Material supplied

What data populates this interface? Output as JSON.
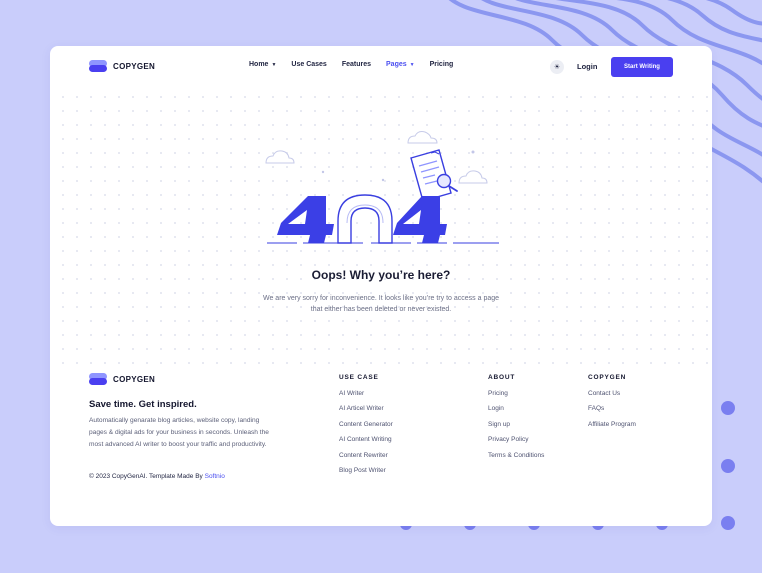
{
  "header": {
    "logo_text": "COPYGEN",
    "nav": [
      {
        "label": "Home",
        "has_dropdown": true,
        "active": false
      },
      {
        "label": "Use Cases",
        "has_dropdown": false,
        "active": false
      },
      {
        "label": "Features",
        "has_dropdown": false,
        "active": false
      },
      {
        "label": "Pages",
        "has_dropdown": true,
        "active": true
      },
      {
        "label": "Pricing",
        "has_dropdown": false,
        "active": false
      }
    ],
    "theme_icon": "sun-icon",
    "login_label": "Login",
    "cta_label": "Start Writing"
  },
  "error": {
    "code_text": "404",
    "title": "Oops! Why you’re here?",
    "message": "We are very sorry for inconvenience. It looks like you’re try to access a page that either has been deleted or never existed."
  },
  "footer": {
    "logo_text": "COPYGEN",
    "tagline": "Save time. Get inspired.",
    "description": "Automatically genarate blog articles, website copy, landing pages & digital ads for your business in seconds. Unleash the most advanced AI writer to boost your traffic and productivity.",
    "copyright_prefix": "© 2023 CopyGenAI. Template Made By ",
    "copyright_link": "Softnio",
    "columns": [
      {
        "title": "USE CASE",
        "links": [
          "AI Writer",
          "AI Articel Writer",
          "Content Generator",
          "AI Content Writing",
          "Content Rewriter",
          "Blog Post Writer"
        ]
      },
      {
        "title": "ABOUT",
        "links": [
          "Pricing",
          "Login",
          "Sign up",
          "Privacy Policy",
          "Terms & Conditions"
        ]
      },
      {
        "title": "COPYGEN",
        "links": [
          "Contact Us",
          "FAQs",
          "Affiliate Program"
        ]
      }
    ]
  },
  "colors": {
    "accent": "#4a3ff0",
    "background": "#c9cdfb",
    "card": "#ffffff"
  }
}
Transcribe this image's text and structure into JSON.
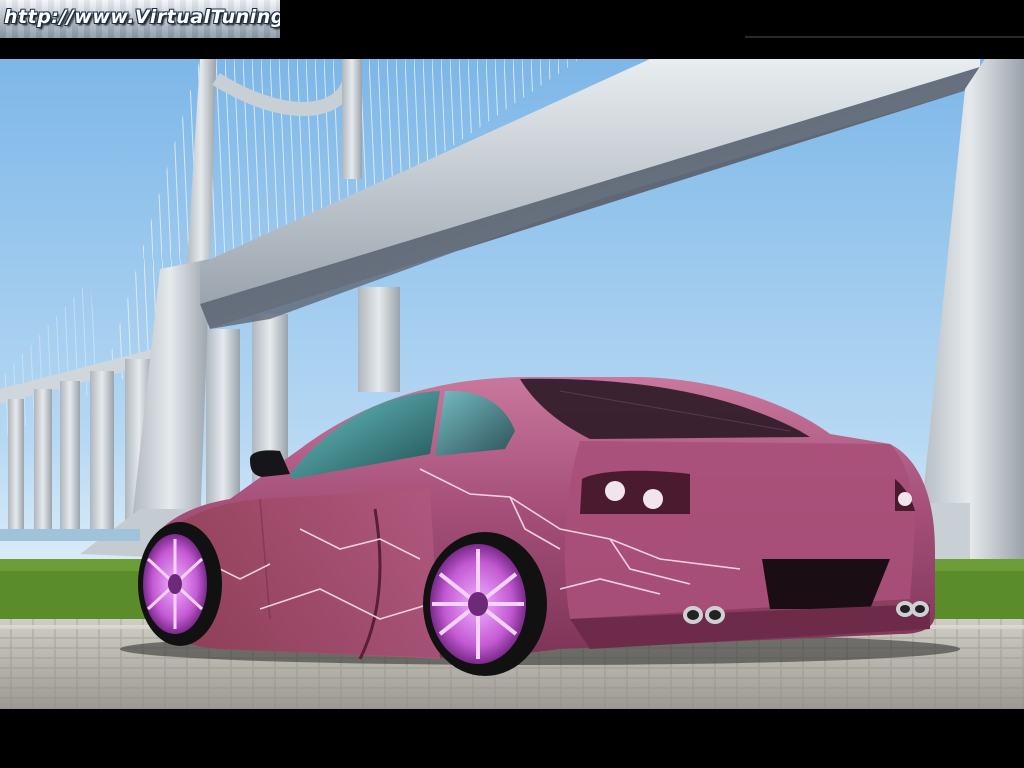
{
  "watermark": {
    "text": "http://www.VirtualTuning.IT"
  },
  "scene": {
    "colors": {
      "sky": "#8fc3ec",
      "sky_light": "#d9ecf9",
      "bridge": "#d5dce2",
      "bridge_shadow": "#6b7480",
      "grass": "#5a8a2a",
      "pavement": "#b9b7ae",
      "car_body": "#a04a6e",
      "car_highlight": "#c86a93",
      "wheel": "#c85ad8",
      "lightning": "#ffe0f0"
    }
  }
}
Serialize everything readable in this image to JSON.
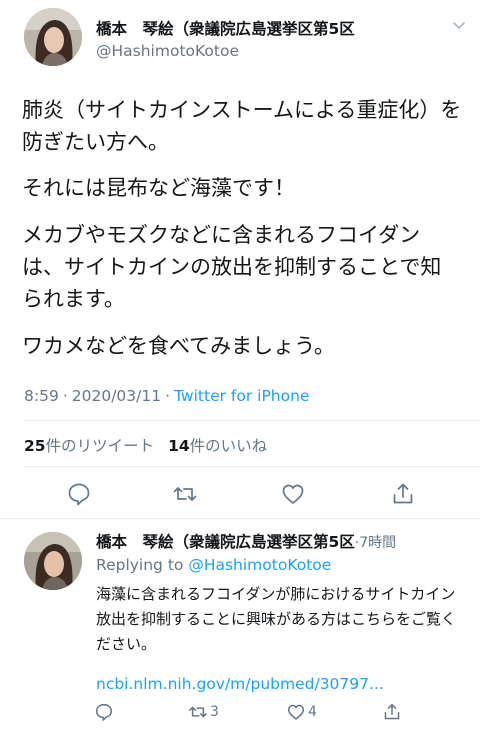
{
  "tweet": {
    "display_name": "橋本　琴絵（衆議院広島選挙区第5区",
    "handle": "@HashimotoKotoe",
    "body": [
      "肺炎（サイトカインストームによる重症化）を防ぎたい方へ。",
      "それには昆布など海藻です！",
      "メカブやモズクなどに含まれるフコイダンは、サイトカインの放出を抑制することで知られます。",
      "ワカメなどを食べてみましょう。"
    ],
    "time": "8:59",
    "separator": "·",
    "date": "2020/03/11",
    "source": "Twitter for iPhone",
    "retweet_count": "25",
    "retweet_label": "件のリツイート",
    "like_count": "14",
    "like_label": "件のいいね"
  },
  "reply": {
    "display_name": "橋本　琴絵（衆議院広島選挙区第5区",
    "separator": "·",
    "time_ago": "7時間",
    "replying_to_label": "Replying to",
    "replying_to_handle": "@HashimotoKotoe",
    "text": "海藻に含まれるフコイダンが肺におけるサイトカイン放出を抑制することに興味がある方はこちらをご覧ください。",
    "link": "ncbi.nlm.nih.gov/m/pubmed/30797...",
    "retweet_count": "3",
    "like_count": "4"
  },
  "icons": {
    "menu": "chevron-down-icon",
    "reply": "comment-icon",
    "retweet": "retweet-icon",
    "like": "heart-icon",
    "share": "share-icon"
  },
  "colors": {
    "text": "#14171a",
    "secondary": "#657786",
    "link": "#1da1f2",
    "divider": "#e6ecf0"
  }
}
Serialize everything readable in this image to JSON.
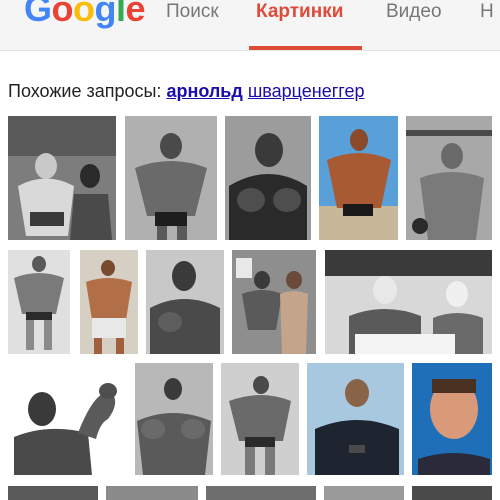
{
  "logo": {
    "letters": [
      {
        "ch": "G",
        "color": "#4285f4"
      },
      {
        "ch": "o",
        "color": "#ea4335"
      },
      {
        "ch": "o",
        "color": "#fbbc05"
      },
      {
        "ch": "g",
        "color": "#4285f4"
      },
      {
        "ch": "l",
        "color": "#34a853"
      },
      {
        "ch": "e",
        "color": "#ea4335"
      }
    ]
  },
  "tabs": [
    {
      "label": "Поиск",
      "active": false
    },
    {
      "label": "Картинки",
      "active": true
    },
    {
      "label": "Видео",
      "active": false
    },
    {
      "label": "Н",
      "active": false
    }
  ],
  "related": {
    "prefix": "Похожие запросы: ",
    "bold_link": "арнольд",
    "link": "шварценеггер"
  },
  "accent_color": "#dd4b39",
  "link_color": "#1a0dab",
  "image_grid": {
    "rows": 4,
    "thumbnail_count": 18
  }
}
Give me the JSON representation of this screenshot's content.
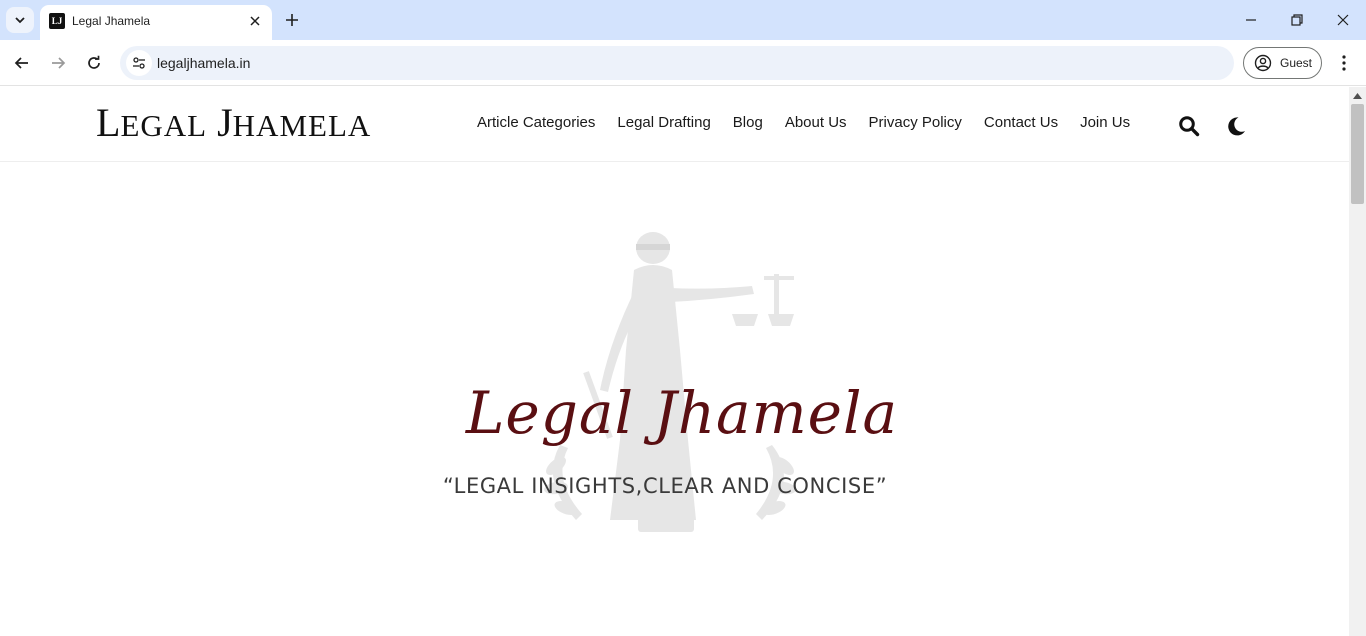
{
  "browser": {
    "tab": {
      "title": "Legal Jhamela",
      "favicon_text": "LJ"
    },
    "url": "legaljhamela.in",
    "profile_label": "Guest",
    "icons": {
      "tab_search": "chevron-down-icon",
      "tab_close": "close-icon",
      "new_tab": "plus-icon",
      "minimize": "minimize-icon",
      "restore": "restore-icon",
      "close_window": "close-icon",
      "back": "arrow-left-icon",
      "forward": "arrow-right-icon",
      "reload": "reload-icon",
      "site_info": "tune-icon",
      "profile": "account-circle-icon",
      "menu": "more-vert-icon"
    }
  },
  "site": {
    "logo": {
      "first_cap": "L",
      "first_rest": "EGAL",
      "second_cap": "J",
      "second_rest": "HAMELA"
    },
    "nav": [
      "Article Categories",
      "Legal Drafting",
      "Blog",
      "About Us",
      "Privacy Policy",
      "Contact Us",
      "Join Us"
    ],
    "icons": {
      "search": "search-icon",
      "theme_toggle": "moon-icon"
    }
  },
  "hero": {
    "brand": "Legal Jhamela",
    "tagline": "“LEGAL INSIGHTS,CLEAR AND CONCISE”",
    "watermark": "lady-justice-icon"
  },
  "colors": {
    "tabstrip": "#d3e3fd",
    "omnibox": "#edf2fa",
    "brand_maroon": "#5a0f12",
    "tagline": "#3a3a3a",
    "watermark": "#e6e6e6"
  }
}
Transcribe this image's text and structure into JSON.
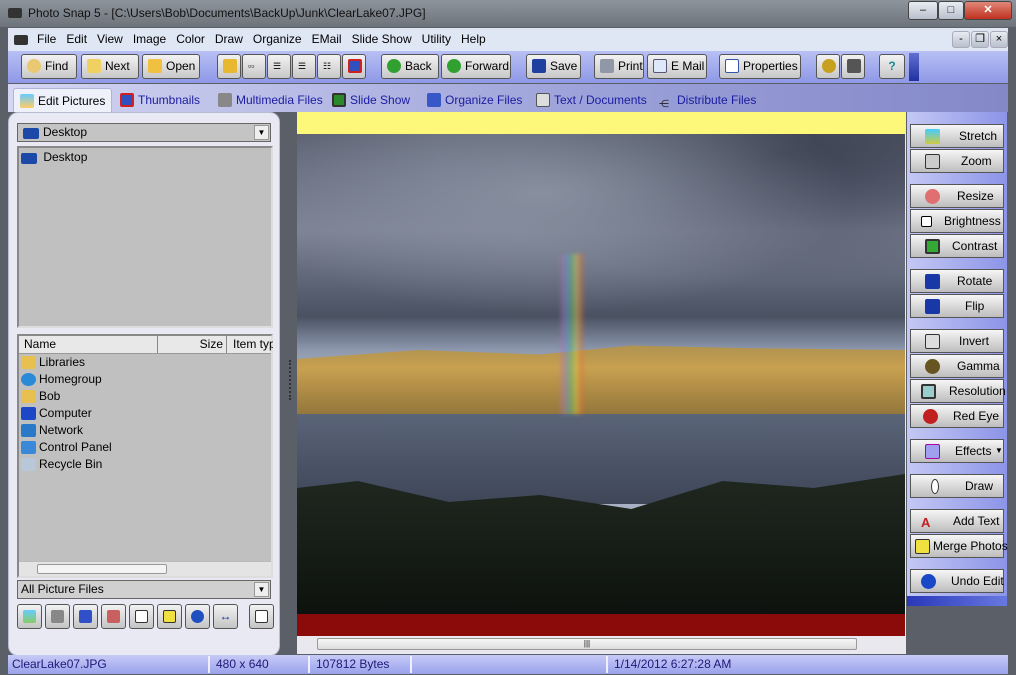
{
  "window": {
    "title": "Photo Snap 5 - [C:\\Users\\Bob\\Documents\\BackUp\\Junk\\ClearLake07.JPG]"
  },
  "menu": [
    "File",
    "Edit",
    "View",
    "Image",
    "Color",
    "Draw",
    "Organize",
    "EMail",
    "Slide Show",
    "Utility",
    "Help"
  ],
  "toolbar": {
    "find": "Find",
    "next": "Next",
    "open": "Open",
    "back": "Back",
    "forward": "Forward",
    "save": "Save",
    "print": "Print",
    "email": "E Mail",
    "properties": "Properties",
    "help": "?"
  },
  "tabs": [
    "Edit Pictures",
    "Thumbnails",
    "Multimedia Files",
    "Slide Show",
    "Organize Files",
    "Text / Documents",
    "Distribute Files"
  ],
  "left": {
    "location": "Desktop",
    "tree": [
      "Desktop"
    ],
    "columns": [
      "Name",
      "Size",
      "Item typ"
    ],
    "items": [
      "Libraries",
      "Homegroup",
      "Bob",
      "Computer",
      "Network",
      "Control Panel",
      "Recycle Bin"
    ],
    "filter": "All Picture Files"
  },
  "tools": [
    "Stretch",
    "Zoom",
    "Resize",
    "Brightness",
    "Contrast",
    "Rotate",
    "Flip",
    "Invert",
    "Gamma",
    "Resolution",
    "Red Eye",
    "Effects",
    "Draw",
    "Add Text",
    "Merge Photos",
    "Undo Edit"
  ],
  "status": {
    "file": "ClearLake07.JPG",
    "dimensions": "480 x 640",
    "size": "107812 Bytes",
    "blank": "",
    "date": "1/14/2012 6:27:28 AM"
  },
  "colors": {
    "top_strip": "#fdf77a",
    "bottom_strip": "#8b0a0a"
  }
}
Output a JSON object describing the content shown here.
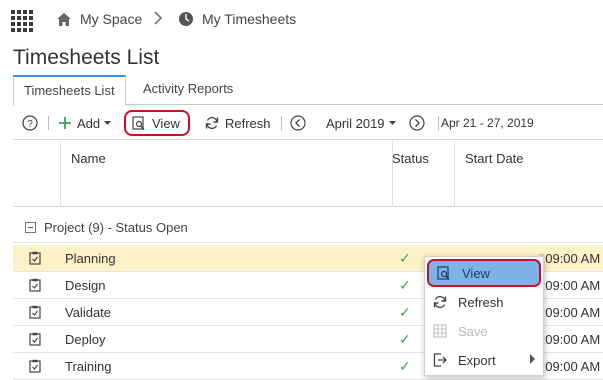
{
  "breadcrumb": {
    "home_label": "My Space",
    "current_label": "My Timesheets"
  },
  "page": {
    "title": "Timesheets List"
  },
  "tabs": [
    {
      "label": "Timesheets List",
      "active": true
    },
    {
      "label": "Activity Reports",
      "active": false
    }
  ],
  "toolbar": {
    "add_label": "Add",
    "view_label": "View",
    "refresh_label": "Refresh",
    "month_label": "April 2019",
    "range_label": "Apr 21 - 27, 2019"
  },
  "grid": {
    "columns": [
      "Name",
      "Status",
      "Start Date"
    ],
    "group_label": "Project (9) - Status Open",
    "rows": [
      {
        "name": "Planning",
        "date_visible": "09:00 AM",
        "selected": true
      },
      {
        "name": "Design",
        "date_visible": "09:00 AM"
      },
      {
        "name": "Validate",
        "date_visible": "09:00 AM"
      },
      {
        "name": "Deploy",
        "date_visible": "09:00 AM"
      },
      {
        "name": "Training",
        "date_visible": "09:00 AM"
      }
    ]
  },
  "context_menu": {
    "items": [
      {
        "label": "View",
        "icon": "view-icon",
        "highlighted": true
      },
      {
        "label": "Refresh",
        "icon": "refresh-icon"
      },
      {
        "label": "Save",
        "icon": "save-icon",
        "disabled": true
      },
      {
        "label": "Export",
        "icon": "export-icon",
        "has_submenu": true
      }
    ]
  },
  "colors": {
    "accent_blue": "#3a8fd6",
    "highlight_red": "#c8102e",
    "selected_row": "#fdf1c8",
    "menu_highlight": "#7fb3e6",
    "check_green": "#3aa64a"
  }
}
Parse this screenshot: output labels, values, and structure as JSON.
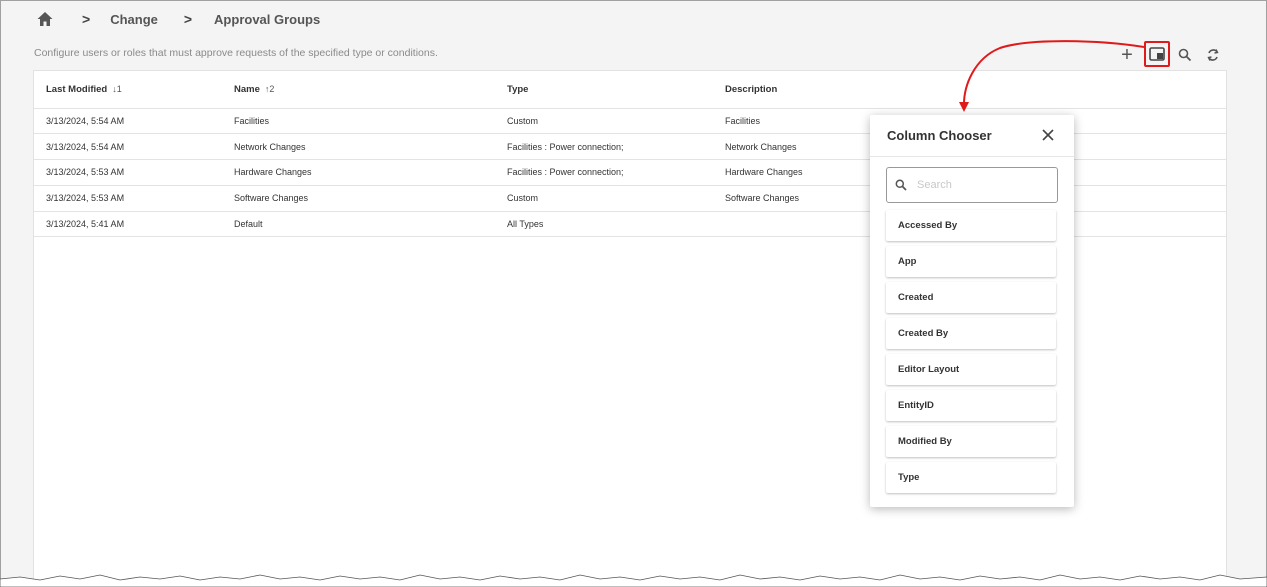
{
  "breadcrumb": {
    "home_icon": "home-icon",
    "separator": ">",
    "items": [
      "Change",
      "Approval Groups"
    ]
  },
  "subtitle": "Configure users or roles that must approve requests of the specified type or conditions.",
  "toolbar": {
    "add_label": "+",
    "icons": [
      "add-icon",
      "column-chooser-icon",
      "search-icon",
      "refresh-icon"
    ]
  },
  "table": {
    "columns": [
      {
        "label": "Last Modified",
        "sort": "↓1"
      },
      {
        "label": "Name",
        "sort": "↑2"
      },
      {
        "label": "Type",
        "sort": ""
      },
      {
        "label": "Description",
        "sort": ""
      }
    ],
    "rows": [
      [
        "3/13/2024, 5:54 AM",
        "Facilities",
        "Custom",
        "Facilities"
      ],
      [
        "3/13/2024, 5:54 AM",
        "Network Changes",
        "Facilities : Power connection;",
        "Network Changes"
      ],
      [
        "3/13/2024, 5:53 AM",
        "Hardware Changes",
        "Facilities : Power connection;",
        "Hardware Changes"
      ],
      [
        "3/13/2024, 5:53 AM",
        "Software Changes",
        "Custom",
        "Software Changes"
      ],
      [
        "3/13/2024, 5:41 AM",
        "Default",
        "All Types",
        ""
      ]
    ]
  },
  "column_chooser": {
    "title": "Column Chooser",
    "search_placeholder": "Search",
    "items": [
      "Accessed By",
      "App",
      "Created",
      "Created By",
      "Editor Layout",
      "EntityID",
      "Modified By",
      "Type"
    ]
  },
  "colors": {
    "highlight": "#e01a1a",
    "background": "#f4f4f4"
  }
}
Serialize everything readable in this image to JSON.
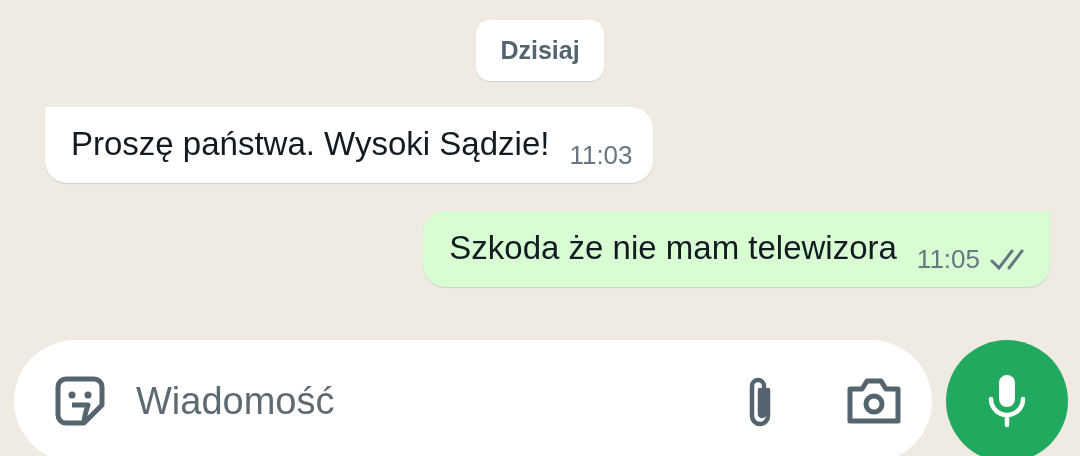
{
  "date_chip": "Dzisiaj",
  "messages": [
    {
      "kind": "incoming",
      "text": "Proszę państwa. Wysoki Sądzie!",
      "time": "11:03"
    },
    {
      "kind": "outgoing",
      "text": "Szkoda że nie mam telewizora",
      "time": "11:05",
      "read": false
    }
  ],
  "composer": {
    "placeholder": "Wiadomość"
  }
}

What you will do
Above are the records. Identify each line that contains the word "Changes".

Written solution
        "Network Changes",
        "Network Changes"
        "Hardware Changes",
        "Hardware Changes"
        "Software Changes",
        "Software Changes"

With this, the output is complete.